# Recorded data:

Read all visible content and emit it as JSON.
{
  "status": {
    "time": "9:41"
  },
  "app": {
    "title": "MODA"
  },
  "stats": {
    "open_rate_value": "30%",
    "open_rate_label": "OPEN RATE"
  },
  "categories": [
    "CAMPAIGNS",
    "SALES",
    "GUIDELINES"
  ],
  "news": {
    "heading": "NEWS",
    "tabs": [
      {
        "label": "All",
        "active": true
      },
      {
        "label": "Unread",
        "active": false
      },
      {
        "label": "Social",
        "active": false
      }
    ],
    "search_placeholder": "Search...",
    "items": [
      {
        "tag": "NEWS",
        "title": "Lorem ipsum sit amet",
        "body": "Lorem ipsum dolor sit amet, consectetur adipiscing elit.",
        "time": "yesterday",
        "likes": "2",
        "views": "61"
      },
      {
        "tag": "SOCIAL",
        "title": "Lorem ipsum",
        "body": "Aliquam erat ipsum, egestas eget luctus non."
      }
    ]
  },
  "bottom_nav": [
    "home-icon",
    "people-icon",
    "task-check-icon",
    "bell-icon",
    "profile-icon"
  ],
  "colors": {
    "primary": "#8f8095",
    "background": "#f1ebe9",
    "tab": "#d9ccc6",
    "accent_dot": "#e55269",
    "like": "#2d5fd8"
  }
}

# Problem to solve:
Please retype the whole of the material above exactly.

# Task result:
Read all visible content and emit it as JSON.
{
  "status": {
    "time": "9:41"
  },
  "app": {
    "title": "MODA"
  },
  "stats": {
    "open_rate_value": "30%",
    "open_rate_label": "OPEN RATE"
  },
  "categories": [
    "CAMPAIGNS",
    "SALES",
    "GUIDELINES"
  ],
  "news": {
    "heading": "NEWS",
    "tabs": [
      {
        "label": "All",
        "active": true
      },
      {
        "label": "Unread",
        "active": false
      },
      {
        "label": "Social",
        "active": false
      }
    ],
    "search_placeholder": "Search...",
    "items": [
      {
        "tag": "NEWS",
        "title": "Lorem ipsum sit amet",
        "body": "Lorem ipsum dolor sit amet, consectetur adipiscing elit.",
        "time": "yesterday",
        "likes": "2",
        "views": "61"
      },
      {
        "tag": "SOCIAL",
        "title": "Lorem ipsum",
        "body": "Aliquam erat ipsum, egestas eget luctus non."
      }
    ]
  },
  "bottom_nav": [
    "home-icon",
    "people-icon",
    "task-check-icon",
    "bell-icon",
    "profile-icon"
  ],
  "colors": {
    "primary": "#8f8095",
    "background": "#f1ebe9",
    "tab": "#d9ccc6",
    "accent_dot": "#e55269",
    "like": "#2d5fd8"
  }
}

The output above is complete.